● EXERCISE GOAL:
Check each line of the entries. Copy the ones that contain the string "structure".

Stored dataset items:
- Opening Delimiter -

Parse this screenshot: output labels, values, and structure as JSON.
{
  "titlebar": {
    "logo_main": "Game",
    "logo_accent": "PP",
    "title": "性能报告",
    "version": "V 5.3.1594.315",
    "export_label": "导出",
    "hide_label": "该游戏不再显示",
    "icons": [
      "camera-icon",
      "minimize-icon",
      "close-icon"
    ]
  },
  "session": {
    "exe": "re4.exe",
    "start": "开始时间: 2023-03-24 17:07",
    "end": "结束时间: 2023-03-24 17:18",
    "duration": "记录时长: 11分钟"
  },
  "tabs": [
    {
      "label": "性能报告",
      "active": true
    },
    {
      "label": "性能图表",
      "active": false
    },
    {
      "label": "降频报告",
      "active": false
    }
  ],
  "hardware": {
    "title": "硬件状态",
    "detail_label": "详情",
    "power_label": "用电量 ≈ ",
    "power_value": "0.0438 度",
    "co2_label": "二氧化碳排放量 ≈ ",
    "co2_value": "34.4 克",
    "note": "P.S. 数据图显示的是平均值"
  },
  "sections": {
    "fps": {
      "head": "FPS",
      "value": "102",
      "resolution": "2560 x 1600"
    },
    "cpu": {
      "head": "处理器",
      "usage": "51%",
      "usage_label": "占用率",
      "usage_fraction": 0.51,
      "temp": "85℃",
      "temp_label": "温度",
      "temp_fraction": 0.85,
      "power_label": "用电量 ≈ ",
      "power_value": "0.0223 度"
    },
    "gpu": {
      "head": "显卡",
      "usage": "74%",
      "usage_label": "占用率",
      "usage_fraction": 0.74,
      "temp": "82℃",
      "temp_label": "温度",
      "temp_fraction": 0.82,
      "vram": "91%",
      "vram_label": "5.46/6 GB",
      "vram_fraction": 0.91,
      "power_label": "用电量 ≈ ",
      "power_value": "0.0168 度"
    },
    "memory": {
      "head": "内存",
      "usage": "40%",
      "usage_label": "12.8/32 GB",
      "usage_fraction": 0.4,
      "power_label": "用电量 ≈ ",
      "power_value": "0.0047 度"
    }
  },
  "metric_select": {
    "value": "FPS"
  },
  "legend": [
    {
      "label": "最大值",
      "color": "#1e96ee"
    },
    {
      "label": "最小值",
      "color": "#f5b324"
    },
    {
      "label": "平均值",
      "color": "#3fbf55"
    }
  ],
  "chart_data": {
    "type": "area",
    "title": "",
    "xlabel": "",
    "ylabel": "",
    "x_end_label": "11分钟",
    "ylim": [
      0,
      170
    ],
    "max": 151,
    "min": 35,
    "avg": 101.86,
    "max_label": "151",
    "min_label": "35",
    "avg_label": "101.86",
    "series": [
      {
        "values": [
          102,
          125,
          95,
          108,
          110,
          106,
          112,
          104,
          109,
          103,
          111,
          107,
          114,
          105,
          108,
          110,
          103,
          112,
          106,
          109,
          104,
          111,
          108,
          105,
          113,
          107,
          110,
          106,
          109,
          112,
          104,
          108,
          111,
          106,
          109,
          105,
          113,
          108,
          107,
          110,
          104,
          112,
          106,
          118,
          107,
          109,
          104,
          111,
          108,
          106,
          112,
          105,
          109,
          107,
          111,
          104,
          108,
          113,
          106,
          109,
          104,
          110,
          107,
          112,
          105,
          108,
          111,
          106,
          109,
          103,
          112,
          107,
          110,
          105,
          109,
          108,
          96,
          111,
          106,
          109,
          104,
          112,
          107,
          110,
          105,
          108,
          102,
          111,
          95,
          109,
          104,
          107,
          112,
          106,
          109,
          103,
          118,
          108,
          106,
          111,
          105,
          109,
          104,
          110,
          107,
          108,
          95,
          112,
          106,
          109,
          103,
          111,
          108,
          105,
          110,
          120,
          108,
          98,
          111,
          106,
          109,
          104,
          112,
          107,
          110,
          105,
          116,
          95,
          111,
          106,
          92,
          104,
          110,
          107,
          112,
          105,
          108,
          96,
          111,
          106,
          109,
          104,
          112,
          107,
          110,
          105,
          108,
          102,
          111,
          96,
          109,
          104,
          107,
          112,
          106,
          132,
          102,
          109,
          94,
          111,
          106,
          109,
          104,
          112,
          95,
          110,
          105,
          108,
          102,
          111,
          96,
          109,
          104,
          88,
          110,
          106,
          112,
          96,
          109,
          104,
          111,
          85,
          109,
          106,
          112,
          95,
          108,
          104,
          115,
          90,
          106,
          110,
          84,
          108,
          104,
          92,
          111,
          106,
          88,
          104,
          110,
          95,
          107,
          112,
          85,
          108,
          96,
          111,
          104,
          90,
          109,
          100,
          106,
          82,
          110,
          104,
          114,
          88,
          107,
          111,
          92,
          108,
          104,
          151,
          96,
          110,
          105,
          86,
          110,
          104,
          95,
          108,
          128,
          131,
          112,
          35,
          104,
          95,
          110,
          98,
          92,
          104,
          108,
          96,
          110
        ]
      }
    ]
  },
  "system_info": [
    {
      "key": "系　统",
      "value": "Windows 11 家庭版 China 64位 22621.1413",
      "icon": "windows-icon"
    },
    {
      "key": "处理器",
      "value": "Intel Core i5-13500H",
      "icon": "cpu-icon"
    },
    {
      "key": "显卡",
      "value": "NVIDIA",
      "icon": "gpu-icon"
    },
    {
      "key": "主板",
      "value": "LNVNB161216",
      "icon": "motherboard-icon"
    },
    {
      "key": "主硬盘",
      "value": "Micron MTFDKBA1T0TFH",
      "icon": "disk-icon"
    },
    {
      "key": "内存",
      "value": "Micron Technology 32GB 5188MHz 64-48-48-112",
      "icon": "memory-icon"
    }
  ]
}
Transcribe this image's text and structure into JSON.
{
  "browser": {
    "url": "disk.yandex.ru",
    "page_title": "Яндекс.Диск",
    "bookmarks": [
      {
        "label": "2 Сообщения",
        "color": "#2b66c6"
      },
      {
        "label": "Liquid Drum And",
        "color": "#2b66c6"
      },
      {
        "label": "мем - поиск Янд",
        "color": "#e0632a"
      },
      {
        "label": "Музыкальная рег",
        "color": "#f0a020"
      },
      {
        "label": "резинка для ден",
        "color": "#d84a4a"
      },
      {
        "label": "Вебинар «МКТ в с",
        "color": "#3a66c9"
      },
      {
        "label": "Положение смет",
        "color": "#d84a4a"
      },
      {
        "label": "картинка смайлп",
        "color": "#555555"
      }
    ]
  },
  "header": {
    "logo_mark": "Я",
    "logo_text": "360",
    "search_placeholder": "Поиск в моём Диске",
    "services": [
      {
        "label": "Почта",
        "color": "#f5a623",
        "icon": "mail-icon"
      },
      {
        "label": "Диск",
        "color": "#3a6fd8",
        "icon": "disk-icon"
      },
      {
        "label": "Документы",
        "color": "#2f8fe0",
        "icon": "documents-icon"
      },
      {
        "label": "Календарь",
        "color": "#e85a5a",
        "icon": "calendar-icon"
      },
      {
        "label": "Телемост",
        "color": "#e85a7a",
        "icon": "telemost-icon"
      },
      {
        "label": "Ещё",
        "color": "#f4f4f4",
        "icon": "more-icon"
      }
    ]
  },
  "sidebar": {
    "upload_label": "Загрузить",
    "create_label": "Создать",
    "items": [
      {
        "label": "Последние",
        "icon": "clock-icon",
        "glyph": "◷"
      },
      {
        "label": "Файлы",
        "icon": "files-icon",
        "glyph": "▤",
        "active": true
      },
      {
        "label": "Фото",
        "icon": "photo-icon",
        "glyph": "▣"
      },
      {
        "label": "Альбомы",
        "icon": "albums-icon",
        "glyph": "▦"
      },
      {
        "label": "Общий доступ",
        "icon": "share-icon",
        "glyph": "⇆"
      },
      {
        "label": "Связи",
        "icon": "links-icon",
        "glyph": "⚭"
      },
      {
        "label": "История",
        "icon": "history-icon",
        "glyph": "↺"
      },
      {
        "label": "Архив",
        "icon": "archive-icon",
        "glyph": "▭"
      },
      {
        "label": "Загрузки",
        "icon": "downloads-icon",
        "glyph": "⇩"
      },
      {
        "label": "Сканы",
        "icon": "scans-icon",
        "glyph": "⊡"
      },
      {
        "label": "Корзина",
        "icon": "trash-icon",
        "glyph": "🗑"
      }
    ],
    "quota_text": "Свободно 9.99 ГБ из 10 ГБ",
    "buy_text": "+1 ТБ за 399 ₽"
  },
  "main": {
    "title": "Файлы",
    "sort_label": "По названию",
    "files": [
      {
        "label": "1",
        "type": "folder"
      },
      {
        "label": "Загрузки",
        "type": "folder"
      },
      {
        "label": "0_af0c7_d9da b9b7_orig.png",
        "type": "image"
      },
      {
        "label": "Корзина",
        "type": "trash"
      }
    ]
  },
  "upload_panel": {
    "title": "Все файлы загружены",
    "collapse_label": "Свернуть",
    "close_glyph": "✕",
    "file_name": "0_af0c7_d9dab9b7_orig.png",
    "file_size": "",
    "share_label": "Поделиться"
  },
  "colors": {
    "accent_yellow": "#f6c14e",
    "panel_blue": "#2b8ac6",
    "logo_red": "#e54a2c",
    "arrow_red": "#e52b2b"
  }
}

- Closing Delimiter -

● TASK SOLUTION:
Parse this screenshot: output labels, values, and structure as JSON.
Transcribe this image's text and structure into JSON.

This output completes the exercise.